Description of the task: Repeat the data exactly, with every line included.

Top of Available records

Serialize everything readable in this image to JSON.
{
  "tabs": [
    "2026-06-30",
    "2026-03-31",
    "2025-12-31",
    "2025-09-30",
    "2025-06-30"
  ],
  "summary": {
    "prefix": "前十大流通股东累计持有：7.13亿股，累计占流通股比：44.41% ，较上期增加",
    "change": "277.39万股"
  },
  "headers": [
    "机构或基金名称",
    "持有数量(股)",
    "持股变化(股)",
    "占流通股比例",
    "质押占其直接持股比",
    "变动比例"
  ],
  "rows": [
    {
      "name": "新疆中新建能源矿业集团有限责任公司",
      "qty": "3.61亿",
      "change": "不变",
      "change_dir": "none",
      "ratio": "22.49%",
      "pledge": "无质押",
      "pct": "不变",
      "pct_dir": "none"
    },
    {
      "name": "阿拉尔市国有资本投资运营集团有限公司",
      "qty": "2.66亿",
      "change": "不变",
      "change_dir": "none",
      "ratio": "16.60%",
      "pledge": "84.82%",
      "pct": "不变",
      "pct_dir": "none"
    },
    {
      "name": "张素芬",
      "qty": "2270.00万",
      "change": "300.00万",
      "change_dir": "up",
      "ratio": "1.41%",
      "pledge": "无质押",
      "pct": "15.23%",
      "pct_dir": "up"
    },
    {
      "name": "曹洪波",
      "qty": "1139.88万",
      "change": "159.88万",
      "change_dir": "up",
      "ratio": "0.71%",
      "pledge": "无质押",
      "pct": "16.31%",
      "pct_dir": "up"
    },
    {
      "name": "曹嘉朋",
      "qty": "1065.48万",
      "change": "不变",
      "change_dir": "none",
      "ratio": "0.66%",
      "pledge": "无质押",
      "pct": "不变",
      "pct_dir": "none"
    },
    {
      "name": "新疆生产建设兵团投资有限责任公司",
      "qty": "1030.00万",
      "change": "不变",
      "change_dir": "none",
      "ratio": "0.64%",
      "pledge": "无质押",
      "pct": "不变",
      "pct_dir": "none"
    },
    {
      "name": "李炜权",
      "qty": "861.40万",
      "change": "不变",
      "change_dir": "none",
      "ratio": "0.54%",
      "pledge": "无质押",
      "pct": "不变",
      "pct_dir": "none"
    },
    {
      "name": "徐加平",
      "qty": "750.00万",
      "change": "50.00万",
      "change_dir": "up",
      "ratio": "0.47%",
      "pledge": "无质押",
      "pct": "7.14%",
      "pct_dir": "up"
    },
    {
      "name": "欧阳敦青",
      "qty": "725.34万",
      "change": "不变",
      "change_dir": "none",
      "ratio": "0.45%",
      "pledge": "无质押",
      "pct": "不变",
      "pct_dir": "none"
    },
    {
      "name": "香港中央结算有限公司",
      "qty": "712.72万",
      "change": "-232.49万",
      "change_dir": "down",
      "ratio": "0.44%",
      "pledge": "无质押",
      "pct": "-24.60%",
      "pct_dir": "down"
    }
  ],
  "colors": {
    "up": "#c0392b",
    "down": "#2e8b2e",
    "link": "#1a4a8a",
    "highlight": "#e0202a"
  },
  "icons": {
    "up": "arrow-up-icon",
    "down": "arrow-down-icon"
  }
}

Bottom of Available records

The completed task:
Serialize everything readable in this image to JSON.
{
  "tabs": [
    "2026-06-30",
    "2026-03-31",
    "2025-12-31",
    "2025-09-30",
    "2025-06-30"
  ],
  "summary": {
    "prefix": "前十大流通股东累计持有：7.13亿股，累计占流通股比：44.41% ，较上期增加",
    "change": "277.39万股"
  },
  "headers": [
    "机构或基金名称",
    "持有数量(股)",
    "持股变化(股)",
    "占流通股比例",
    "质押占其直接持股比",
    "变动比例"
  ],
  "rows": [
    {
      "name": "新疆中新建能源矿业集团有限责任公司",
      "qty": "3.61亿",
      "change": "不变",
      "change_dir": "none",
      "ratio": "22.49%",
      "pledge": "无质押",
      "pct": "不变",
      "pct_dir": "none"
    },
    {
      "name": "阿拉尔市国有资本投资运营集团有限公司",
      "qty": "2.66亿",
      "change": "不变",
      "change_dir": "none",
      "ratio": "16.60%",
      "pledge": "84.82%",
      "pct": "不变",
      "pct_dir": "none"
    },
    {
      "name": "张素芬",
      "qty": "2270.00万",
      "change": "300.00万",
      "change_dir": "up",
      "ratio": "1.41%",
      "pledge": "无质押",
      "pct": "15.23%",
      "pct_dir": "up"
    },
    {
      "name": "曹洪波",
      "qty": "1139.88万",
      "change": "159.88万",
      "change_dir": "up",
      "ratio": "0.71%",
      "pledge": "无质押",
      "pct": "16.31%",
      "pct_dir": "up"
    },
    {
      "name": "曹嘉朋",
      "qty": "1065.48万",
      "change": "不变",
      "change_dir": "none",
      "ratio": "0.66%",
      "pledge": "无质押",
      "pct": "不变",
      "pct_dir": "none"
    },
    {
      "name": "新疆生产建设兵团投资有限责任公司",
      "qty": "1030.00万",
      "change": "不变",
      "change_dir": "none",
      "ratio": "0.64%",
      "pledge": "无质押",
      "pct": "不变",
      "pct_dir": "none"
    },
    {
      "name": "李炜权",
      "qty": "861.40万",
      "change": "不变",
      "change_dir": "none",
      "ratio": "0.54%",
      "pledge": "无质押",
      "pct": "不变",
      "pct_dir": "none"
    },
    {
      "name": "徐加平",
      "qty": "750.00万",
      "change": "50.00万",
      "change_dir": "up",
      "ratio": "0.47%",
      "pledge": "无质押",
      "pct": "7.14%",
      "pct_dir": "up"
    },
    {
      "name": "欧阳敦青",
      "qty": "725.34万",
      "change": "不变",
      "change_dir": "none",
      "ratio": "0.45%",
      "pledge": "无质押",
      "pct": "不变",
      "pct_dir": "none"
    },
    {
      "name": "香港中央结算有限公司",
      "qty": "712.72万",
      "change": "-232.49万",
      "change_dir": "down",
      "ratio": "0.44%",
      "pledge": "无质押",
      "pct": "-24.60%",
      "pct_dir": "down"
    }
  ],
  "colors": {
    "up": "#c0392b",
    "down": "#2e8b2e",
    "link": "#1a4a8a",
    "highlight": "#e0202a"
  },
  "icons": {
    "up": "arrow-up-icon",
    "down": "arrow-down-icon"
  }
}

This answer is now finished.